* Motivations * Next generation sequencing (NGS) techniques represent a great opportunity for enhancing patient care and treatments through the detection of individual's genomic variations in order to personalize diagnosis and therapies. Moreover, Whole-Exome and Whole-Genome Sequencing (WES-WGS) have become more and more common during the last years, thanks mainly to the progress in high-throughput technologies occurred in parallels with a reduction in costs of DNA sequencing. Thus, genomic data are going to play an increasingly important role within the healthcare sphere of the near future. Electronic Health Records (EHRs) are meant to be the center that stores and provides all the information related to each healthcare event occurred during an individual's life. Genomic information should be integrated into EHRs too, but as a matter of fact, modern EHR systems are not capable to handle such data mostly because of two main aspects. The former is linked to the data itself, which could potentially be very large (up to hundreds of gigabytes) and have an irregular degree of nesting (like laboratory test outputs). The latter is about how the data are generated and manipulated, because the analysis process includes several steps that are dependent upon a multitude of software parameters and databases of resources that shall be tracked. This work addresses the issue of integrating genomic structured data into EHR presenting a new model based on the OpenEHR archetypes approach. In particular, the model should:(a) allow an efficient re-use of the genomic data saved in a structured and computer-parsable manner; (b) be capable to keep track of the precise steps performed and of the external reference used during analysis. * Methods * The first phase of the work has been a preliminary analysis of the context followed by a look at the current available options. Typically, NGS processes follow a common path where the input is a patient’s sample for the DNA extraction and the output is a list of differences observed between the individual's sequence and a reference's one. Over three million of variants can be detected in a single human genome, thus a subsequent phase of computer-aided annotation is needed to filtering and prioritize the potential disease-causing variations. That is when the model should be applied for structuring the data: just before reaching the clinical side, information should be reorganized and recorded into the patient’s EHR in a way that ensures the maintaining of the history of those data and of the protocol. At present, some relevant activities in terms of integration between genomic data and EHR are ongoing, but the requirement to keep track of the data provenance still remains a critical point. The chosen OpenEHR approach to build the data-model is based on a multi-level modeling approach, known as the “archetype methodology”. The modeling process follows, even in a recursive way, the following steps: a) definition of the data to be represented; b) browsing the available model repositories for re-usable archetypes and, possibly, mapping existing archetype nodes with clinical concept attributes; c) specializing existing archetypes or, if necessary, creating new ones with one of the available modeling tool. Here, the preferred tool for the archetype creation has been LinkEHR Studio from the Universitat Politècnica de València and VeraTech for Health ( * Results * The context analysis has led to identify as the starting point for the modeling phase the Variant Call Format (VCF) containing information about the variants detected at specific positions in the genome. First, the minimal set of attributes included in the model matches with the series of mandatory fields of the VCF specification. Then, the model has been refined through the inclusion of other context items emerged after a domain expert consultation. Having the list of attributes that describe a sequence variation, a search of already existing and re-usable archetypes has been done by browsing the official OpenEHR repository, the Clinical Knowledge Manager ( This search revealed an objective lack of models related to the genomic context. Thus some new archetypes needed to be developed on the basis of the data analysis, in particular, an entry to describe the genetic test obtained specializing an already existing observation archetype and some clusters to be used to specify further details; instead, existing archetypes like those related to the specimen or to the device, can be used without particular changes. Then, the model has been positively validated against a real use case application related to the identification of causative genes for rare diseases. Future work will concern the submission of the model to the OpenEHR community for a formal review. If accepted, the model would therefore be published in the CKM to be available for clinical usage.
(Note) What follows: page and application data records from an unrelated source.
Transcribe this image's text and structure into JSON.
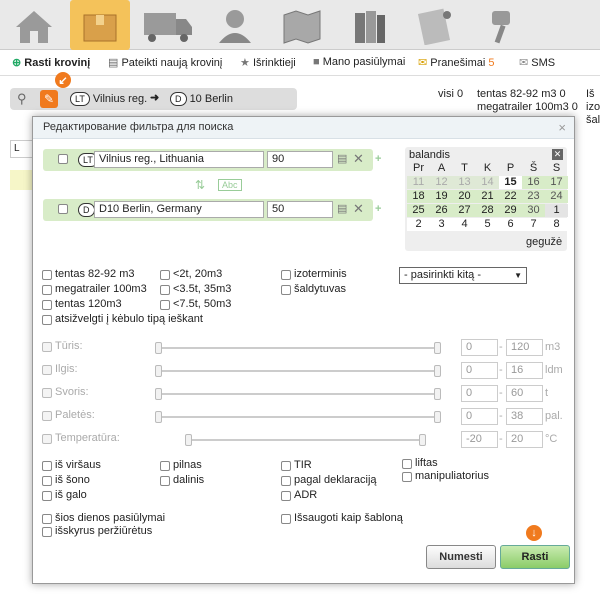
{
  "topnav": [
    "home-tab",
    "cargo-tab",
    "truck-tab",
    "person-tab",
    "map-tab",
    "books-tab",
    "paper-tab",
    "pin-tab"
  ],
  "subnav": {
    "find_cargo": "Rasti krovinį",
    "post_cargo": "Pateikti naują krovinį",
    "favorites": "Išrinktieji",
    "my_offers": "Mano pasiūlymai",
    "notifications": "Pranešimai",
    "notifications_count": "5",
    "sms": "SMS"
  },
  "route": {
    "from_code": "LT",
    "from": "Vilnius reg.",
    "to_code": "D",
    "to": "10 Berlin"
  },
  "bg_info": {
    "all": "visi 0",
    "line1": "tentas 82-92 m3 0",
    "line2": "megatrailer 100m3 0",
    "cut1": "Iš",
    "cut2": "izo",
    "cut3": "šal"
  },
  "bg_row": {
    "country": "L"
  },
  "dialog": {
    "title": "Редактирование фильтра для поиска",
    "close": "×",
    "from": {
      "country": "LT",
      "place": "Vilnius reg.,  Lithuania",
      "radius": "90"
    },
    "to": {
      "country": "D",
      "place": "D10 Berlin,  Germany",
      "radius": "50"
    },
    "swap_text": "Abc",
    "calendar": {
      "month": "balandis",
      "next_month": "gegužė",
      "weekdays": [
        "Pr",
        "A",
        "T",
        "K",
        "P",
        "Š",
        "S"
      ],
      "weeks": [
        [
          "11",
          "12",
          "13",
          "14",
          "15",
          "16",
          "17"
        ],
        [
          "18",
          "19",
          "20",
          "21",
          "22",
          "23",
          "24"
        ],
        [
          "25",
          "26",
          "27",
          "28",
          "29",
          "30",
          "1"
        ],
        [
          "2",
          "3",
          "4",
          "5",
          "6",
          "7",
          "8"
        ]
      ]
    },
    "body_types": [
      "tentas 82-92 m3",
      "megatrailer 100m3",
      "tentas 120m3",
      "<2t, 20m3",
      "<3.5t, 35m3",
      "<7.5t, 50m3",
      "izoterminis",
      "šaldytuvas"
    ],
    "body_type_select": "- pasirinkti kitą -",
    "consider_body": "atsižvelgti į kėbulo tipą ieškant",
    "ranges": [
      {
        "label": "Tūris:",
        "min": "0",
        "max": "120",
        "unit": "m3"
      },
      {
        "label": "Ilgis:",
        "min": "0",
        "max": "16",
        "unit": "ldm"
      },
      {
        "label": "Svoris:",
        "min": "0",
        "max": "60",
        "unit": "t"
      },
      {
        "label": "Paletės:",
        "min": "0",
        "max": "38",
        "unit": "pal."
      },
      {
        "label": "Temperatūra:",
        "min": "-20",
        "max": "20",
        "unit": "°C"
      }
    ],
    "loading": [
      "iš viršaus",
      "iš šono",
      "iš galo"
    ],
    "load_type": [
      "pilnas",
      "dalinis"
    ],
    "docs": [
      "TIR",
      "pagal deklaraciją",
      "ADR"
    ],
    "equipment": [
      "liftas",
      "manipuliatorius"
    ],
    "today_offers": "šios dienos pasiūlymai",
    "exclude_viewed": "išskyrus peržiūrėtus",
    "save_template": "Išsaugoti kaip šabloną",
    "cancel_btn": "Numesti",
    "search_btn": "Rasti",
    "arrow_glyph": "↓"
  }
}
BibTex references

  author       = {Mascia, C. and Uva, P. and Zanetti, G.},
  title        = {Integrating genomic data information in EHR, a structured approach},
  booktitle    = {14th Annual Meeting of the Bioinformatics Italian Society},
  year         = {2017},
  keywords     = {Genomic data, OpenEHR, Structured data, Electronic Health Record, Variant Calling},
  url          = {},
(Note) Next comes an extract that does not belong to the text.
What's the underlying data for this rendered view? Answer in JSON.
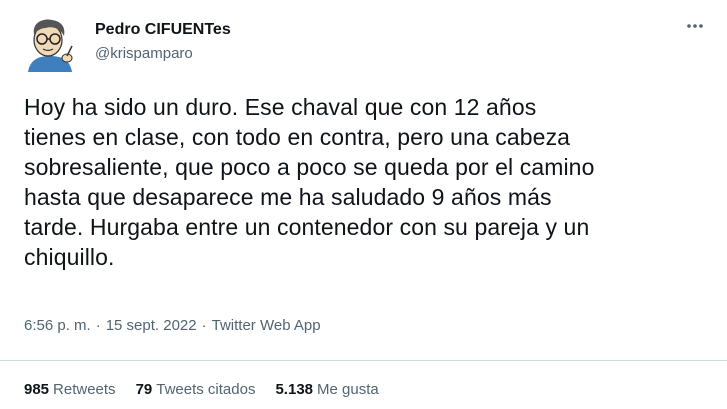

Other publications in the database

» Cecilia Mascia
» Paolo Uva
» Gianluigi Zanetti